It was a podium without the usual suspects. There were no drivers from Team Penske, Andretti Autosport or Rahal Letterman Lanigan Racing, although Graham Rahal did a yeoman’s job overcoming from an incident at the start of the race to race his way from the back of the field to fifth at the finish.
Chip Ganassi Racing was on the podium, but it was second-year driver Alex Palou of Spain instead of Dixon. Dale Coyne Racing with RWR was second on the podium with Grosjean in just his third IndyCar Series race.
But it was Ed Carpenter Racing – which has deep roots to the Indianapolis Motor Speedway, including team owner Ed Carpenter’s three Indy 500 poles and a second-place finish in the 2018 Indy 500 – that scored its first ever victory at the greatest race course in the world.
VeeKay, a driver who either succeeds impressively or stumbles spectacularly, was in victory lane hoisting a bottle of champagne and one year too young to legally drink it.
“It was an amazing day,” VeeKay said afterwards. “To start with this morning, we started in the warmup fastest lap time. Of course, that doesn’t say too much, but the car felt amazing, very good on the long run, even though we only did Blacks (harder compound Firestone tires). But then we went to the Reds (softer compound), learned from last year because we had many races here, that the reds were very good in the long run. It was great, we had a great ability to pass other cars, and strategy was amazing by the team.
“Everything was just on it. This is an amazing day, and definitely one I will remember for the rest of my life.”
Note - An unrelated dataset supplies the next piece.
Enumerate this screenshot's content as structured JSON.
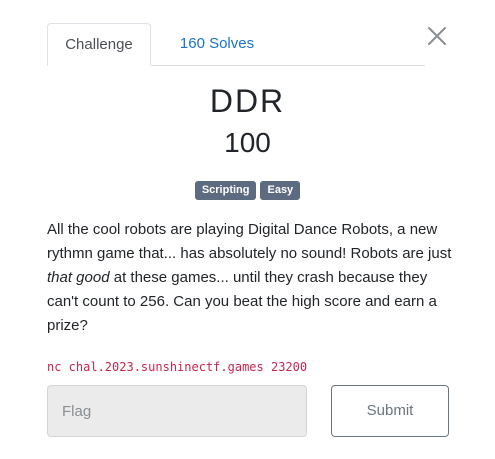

IMS is becoming an important track for VeeKay. He had his first-ever test in USF2000 there during the annual Chris Griffis Memorial Test in 2016. That started a career with wins on every ladder of the Road to Indy, including the biggest rung of all – the NTT IndyCar Series.
“I like this track, especially when you have a good car,” he said. “It’s always more fun.
“This is a track that really suits me. You’ve got to be quick, but you can also attack and pass, and there’s many, many opportunities to move forward. That’s exactly what I could do today, so I’m very happy.”
Last year, VeeKay was the fastest teenager in Indy 500 history. Should he win the 105th Indianapolis 500 on May 30, he would become the youngest Indy 500 winner ever. Troy Ruttman was 22 when he won the 500 in 1952.
“That’s my goal,” VeeKay said. “We’re working on it. I feel super confident. The first race win is there, and it takes a lot of pressure off, to be honest. Now I can just drive the 500, and I don’t have to show that I can win because I’ve done it.
“Now it’s just going to be focusing on the best possible result. I want to thank Ed Carpenter Racing for everything they’ve done for me so far, and Chevy for the great engines. Indy 500 coming up, lots of power, lots of speed.
“I’m sure we’ll be good.”